• [PROBLEM STATEMENT]: Pull every line containing "volume" from the listing.

• [DATASET RECORDS]:
-----

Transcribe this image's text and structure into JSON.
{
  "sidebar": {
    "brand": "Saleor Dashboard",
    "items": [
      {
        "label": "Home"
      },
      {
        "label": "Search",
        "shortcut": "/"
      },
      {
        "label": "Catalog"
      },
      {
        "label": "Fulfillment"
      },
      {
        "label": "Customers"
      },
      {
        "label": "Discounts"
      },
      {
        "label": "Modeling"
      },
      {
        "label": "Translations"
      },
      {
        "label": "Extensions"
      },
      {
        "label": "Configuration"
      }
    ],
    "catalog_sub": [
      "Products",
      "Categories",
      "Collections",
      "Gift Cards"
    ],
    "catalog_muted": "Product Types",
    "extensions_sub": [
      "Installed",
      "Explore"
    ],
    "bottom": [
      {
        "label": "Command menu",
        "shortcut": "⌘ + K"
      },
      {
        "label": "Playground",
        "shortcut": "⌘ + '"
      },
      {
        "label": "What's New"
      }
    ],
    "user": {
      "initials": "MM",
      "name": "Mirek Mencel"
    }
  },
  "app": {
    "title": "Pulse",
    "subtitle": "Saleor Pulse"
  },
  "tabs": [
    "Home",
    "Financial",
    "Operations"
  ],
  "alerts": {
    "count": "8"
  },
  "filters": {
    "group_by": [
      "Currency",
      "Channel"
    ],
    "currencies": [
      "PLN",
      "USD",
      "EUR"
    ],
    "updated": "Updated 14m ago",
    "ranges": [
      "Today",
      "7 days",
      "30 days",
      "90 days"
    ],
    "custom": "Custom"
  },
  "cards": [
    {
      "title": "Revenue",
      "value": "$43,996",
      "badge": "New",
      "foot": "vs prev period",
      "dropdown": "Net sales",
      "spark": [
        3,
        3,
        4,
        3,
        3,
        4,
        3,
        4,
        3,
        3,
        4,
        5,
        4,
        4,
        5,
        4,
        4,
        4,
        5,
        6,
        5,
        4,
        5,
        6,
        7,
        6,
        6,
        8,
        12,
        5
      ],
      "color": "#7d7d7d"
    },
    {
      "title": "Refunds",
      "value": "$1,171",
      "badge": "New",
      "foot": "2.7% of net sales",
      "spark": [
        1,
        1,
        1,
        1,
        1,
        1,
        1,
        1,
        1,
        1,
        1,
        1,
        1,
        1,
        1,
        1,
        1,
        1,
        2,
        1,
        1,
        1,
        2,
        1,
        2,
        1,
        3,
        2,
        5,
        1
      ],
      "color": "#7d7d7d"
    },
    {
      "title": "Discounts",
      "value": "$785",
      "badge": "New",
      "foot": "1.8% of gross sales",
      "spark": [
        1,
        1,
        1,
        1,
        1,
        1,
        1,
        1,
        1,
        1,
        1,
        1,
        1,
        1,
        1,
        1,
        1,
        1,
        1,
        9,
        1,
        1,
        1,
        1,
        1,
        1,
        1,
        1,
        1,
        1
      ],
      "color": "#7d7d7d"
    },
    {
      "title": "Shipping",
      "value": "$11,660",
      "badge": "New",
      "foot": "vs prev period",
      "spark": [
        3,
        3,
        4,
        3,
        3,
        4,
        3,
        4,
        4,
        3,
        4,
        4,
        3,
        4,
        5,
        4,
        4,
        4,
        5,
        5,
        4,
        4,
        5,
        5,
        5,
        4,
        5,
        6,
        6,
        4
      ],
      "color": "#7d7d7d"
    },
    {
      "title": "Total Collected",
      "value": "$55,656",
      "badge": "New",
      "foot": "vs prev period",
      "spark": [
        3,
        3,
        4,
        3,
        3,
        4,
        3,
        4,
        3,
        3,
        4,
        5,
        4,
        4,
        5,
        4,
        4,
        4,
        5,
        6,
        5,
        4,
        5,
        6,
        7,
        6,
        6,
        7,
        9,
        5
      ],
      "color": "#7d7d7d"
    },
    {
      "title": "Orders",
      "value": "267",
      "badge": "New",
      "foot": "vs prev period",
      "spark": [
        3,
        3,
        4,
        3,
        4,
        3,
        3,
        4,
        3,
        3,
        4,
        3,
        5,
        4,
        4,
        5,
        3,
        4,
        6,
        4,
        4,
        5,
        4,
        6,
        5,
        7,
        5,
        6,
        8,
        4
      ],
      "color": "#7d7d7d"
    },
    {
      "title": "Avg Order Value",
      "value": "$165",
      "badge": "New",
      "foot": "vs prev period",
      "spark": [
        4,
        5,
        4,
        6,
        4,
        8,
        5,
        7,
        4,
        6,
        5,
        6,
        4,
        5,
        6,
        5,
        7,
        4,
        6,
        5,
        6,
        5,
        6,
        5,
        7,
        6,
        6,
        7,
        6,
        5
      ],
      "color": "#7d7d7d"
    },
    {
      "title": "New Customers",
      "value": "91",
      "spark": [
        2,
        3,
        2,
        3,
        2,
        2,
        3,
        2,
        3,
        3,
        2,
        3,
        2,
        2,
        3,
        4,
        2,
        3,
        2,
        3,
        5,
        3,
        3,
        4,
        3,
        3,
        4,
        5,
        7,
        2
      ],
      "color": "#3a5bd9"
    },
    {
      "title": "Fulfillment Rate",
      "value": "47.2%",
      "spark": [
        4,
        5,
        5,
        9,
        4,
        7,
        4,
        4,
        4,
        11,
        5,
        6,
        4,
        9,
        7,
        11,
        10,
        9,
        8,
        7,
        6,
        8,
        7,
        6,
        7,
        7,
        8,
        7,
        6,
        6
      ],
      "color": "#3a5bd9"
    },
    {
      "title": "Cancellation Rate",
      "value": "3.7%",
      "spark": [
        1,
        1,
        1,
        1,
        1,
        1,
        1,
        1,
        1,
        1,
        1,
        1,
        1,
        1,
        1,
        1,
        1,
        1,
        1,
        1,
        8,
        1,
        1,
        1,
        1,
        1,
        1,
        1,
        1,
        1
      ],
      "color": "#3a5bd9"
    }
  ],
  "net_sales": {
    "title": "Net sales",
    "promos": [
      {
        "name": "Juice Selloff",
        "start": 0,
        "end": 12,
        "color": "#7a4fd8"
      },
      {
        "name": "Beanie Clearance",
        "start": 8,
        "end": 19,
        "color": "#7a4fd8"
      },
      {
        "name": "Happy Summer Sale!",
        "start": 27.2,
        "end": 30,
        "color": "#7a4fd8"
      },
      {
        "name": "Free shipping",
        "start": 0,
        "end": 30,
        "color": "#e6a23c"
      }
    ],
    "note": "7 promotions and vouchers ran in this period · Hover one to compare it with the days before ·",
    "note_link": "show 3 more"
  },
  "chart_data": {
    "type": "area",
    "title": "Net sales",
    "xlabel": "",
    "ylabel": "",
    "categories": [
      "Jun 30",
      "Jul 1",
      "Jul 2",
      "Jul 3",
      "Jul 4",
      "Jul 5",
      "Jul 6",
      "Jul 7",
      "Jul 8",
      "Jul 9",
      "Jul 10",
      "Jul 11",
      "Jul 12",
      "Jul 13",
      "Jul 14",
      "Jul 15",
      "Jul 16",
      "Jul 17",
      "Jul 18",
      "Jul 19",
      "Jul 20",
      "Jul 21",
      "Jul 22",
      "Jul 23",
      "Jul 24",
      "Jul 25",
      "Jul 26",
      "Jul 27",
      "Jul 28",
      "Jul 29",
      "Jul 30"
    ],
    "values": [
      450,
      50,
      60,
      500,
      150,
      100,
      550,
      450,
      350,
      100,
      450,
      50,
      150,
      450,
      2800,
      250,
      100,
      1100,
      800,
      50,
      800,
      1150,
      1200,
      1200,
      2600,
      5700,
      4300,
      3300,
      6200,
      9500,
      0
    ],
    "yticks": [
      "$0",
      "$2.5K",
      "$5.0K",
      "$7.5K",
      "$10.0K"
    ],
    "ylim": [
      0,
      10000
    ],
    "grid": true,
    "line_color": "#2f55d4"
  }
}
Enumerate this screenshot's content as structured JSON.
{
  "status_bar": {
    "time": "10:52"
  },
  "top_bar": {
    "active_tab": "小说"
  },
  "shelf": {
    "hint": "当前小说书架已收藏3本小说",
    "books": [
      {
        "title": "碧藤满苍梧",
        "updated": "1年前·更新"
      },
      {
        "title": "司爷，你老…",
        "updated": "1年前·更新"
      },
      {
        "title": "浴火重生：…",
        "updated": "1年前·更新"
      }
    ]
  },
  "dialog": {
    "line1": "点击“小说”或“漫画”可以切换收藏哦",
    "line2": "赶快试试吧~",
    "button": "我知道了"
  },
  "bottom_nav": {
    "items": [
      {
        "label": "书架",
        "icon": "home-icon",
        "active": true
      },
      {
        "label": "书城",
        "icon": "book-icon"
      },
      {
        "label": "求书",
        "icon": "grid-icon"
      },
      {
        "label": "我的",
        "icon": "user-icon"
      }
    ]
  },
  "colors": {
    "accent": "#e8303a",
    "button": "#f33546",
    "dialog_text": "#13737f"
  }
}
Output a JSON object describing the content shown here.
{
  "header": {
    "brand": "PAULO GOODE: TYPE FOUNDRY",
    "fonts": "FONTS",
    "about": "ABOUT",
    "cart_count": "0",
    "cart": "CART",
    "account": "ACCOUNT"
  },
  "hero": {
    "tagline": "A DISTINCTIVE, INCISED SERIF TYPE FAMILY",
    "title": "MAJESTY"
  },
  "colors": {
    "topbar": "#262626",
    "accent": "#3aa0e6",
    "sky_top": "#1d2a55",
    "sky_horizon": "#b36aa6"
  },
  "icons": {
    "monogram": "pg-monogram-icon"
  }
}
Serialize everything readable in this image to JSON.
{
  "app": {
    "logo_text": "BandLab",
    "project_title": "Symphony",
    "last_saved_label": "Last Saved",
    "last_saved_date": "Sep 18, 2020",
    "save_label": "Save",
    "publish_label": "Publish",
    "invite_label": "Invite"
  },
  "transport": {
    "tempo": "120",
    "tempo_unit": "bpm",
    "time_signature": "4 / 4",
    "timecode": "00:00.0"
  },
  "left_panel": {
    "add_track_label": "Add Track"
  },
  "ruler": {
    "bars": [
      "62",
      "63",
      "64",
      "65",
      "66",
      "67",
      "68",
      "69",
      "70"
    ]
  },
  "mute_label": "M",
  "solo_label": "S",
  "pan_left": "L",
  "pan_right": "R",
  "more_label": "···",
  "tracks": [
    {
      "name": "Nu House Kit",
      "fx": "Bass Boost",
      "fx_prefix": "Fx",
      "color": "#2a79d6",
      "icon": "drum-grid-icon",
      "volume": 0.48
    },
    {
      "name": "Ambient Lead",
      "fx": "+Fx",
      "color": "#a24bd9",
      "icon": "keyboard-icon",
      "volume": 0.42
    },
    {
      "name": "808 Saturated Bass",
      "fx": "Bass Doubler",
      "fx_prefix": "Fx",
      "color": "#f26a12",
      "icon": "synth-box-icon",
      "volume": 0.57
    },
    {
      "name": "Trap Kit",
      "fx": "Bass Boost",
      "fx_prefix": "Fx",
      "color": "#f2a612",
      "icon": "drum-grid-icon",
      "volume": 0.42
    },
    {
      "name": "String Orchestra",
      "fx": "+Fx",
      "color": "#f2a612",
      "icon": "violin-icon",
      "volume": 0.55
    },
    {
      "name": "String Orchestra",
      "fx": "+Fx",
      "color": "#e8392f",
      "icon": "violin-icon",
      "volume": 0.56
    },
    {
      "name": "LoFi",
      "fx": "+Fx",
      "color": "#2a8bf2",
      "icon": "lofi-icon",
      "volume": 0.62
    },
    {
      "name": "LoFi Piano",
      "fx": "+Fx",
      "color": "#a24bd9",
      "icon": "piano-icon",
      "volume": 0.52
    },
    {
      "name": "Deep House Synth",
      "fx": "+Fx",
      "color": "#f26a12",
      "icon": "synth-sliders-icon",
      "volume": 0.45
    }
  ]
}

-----

• [RESULT OF THIS EXERCISE]:
      "volume": 0.48
      "volume": 0.42
      "volume": 0.57
      "volume": 0.42
      "volume": 0.55
      "volume": 0.56
      "volume": 0.62
      "volume": 0.52
      "volume": 0.45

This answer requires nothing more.